For more than two decades Tova Saul has fed and cared for hundreds of cats, earning the informal title of the walled Old City's 'cat lady'.
It is nearly midnight when Tova Saul, an Orthodox Jew, approaches the Muslim quarter of Jerusalem's Old City, carrying two large cases and a variety of contraptions.
Within an hour, a row will have started that will see four people, including Saul, dragged to a police station. But for now she's searching for cats.
For more than two decades she has fed and cared for hundreds of cats, earning the informal title of the walled Old City's “cat lady”.It's not a nickname she likes.
“When people refer to me as the cat lady, they are actually defining everybody else as people who won't lift a finger to help an animal in need. So really it's an insult to the human race,” she told AFP.
In much of the Mediterranean basin, where winters are mild and open piles of rubbish plentiful, stray cats are ubiquitous.
More on the labyrinthine Old City
The labyrinthine Old City, nearly a square kilometer (less than half a square mile) and home to some of the holiest sites in Christianity, Islam and Judaism, also hosts hundreds, perhaps thousands of alley cats.
Across Jerusalem there are more than 100,000 strays, the municipality estimates, with only a limited government plan to deal with the problems they pose.But there is Saul and a few other volunteers.
Saul, who is unmarried, came to Israel in the 1980s from the United States and has been caring for animals ever since.
Since she started counting properly in 2009 she has caught and had spayed over 600 cats, while feeding thousands more.
“Six hundred and twenty cats having kittens -- they can have kittens two or three times a year, each cat having three or four kittens at a time,” she said.
“Most of those kittens die after a lot of suffering and literally hundreds of people walking past them, watching them go blind, watching them crying for their mothers, watching them being eaten alive by fleas.”

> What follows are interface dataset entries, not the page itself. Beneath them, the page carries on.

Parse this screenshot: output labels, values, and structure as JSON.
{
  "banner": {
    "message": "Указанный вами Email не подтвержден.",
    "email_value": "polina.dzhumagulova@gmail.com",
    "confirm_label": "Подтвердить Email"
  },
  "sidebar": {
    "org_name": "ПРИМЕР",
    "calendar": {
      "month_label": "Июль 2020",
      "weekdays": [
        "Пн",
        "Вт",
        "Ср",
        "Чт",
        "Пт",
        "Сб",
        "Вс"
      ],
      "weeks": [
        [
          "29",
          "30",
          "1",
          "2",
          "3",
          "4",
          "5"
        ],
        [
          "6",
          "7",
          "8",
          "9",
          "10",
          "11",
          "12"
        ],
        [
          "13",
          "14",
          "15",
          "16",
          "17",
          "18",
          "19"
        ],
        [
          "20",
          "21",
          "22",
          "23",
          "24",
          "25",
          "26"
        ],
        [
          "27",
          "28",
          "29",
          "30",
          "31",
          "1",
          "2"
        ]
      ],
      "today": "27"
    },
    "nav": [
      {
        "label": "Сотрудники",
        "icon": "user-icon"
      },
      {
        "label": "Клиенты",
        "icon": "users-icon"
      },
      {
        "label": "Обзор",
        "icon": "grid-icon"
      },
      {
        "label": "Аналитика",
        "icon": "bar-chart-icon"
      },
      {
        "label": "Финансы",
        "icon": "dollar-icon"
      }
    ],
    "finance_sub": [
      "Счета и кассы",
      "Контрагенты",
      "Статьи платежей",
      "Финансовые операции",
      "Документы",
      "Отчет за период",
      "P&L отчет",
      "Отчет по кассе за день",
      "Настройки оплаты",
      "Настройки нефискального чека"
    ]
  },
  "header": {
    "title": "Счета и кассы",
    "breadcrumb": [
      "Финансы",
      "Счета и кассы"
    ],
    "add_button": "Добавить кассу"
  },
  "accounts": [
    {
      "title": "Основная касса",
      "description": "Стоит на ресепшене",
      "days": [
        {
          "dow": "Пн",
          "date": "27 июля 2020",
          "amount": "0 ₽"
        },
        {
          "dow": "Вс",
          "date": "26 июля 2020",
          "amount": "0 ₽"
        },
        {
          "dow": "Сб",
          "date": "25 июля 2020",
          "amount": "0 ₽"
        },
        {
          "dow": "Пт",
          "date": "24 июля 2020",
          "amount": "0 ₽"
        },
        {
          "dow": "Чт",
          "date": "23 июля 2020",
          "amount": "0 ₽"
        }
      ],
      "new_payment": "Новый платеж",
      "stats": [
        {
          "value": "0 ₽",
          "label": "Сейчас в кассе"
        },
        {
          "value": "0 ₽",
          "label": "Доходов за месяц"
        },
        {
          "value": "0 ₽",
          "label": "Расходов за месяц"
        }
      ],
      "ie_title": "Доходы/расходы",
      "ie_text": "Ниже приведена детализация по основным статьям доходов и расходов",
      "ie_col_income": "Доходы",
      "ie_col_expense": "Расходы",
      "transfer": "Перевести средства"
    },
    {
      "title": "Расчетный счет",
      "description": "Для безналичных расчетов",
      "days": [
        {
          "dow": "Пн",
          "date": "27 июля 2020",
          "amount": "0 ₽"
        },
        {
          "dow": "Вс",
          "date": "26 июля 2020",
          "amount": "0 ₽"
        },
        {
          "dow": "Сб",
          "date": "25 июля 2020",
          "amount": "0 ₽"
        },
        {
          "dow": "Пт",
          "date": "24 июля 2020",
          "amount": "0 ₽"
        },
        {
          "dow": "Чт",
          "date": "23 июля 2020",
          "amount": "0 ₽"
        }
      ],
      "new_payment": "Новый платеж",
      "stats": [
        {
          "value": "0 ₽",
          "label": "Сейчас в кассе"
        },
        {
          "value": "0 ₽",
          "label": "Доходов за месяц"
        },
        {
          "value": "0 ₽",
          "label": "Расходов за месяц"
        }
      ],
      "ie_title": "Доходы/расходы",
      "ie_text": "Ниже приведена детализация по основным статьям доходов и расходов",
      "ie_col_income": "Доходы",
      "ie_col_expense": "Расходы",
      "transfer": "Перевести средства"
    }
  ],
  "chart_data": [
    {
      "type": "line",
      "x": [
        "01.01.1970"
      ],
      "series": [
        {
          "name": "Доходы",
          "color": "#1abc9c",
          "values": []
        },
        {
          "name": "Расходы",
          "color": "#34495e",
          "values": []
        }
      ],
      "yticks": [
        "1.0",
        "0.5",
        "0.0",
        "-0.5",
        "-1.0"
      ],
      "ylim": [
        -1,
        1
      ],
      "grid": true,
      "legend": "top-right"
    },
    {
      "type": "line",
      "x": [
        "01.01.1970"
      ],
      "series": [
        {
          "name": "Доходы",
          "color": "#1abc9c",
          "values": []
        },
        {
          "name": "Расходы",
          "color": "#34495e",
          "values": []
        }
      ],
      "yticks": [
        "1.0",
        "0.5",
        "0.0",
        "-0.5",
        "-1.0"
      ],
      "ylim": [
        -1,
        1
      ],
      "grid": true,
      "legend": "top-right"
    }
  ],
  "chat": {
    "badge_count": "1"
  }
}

Across Jerusalem there are more than 100,000 strays, the municipality estimates, with only a limited government plan to deal with the problems they pose.
Last year, she says she spent $15,000 (13,000 euros) of her own money on the cats, receiving back just $7,000 in donations.
The rest of her time, Saul, who is in her fifties, with curly brown hair and loose fitting clothes, is a tour guide and Airbnb host.
The municipality used to poison strays but that programme was scrapped more than a decade ago, said Assaf Brill, head of the city's veterinary service.
Numbers have since multiplied and budgets remain tight.
“Jerusalem has a very poor population and the budget is needed for a lot of things,” he said.
They rely on volunteers and Saul is one of the city's most active -- working in areas many Jewish people are unwilling to visit.
She started in the Old City's Jewish Quarter, where she lives in a two-bedroom flat currently filled with five cats and six kittens.
She feeds them out of a frying pan, while the spare room where a sick feline is quarantined has been closed off.
Within a few years she has trapped and had spayed all the female cats in the Jewish Quarter.
AFP accompanied Saul on a mission in the Muslim Quarter on an average Wednesday night.
The area, with lanes too narrow for cars and flanked by small stalls, still holds fear for many Jews.
Israeli police, seen as occupiers by Palestinian residents and international law, are regularly attacked. There have also been attacks, some deadly, on Jewish civilians.
As an Israeli American who speaks only one phrase of badly pronounced Arabic, “Allah and Mohammed want big strong men to be nice to animals”, she admits to concerns.
“There have been a few times where they (Palestinians) have said: 'What are you doing?' And I explain to them and they look at me and they have these big brown eyes, these beautiful eyes, and they say: 'Wow, thank you. You have a good heart.'“
She usually likes to work between one and five in the morning when the streets are deserted, but this night starts a little earlier.
“When people refer to me as the cat lady, they are actually defining everybody else as people who won't lift a finger to help an animal in need. So really it's an insult to the human race,” says Tova Saul, who feeds stray cats in Jerusalem.
She spies a cat outside the gate she hasn't seen before and traps it -- it will be taken to the city vet in the morning.
Then she enters the Old City and sets up her baited traps. A cat is about to enter when a group of Palestinian youths arrive, startling it. After some terse words they move on.Within minutes, three ultra-Orthodox Jewish men stop and stand by the trap.
Saul says very religious people of all faiths often have little experience of animals.
She asks them, politely at first, to move on but they refuse. Within a few minutes the scene escalates.
“The Nazis behaved exactly like that,” one man says. “Hitler kissed his dog at the same time as sending people to the crematorium.”
Saul is incandescent. “A Jew calling another Jew a Nazi?” she shouts.
She throws hummus at the man, splattering his back. Police arrive and all four are taken to the station.
After half-hearted apologies, they are released without charges, but by now it is nearly 2:30 am.
Saul heads back to the car to grab her traps. For Jerusalem's cat lady, the night is just getting started.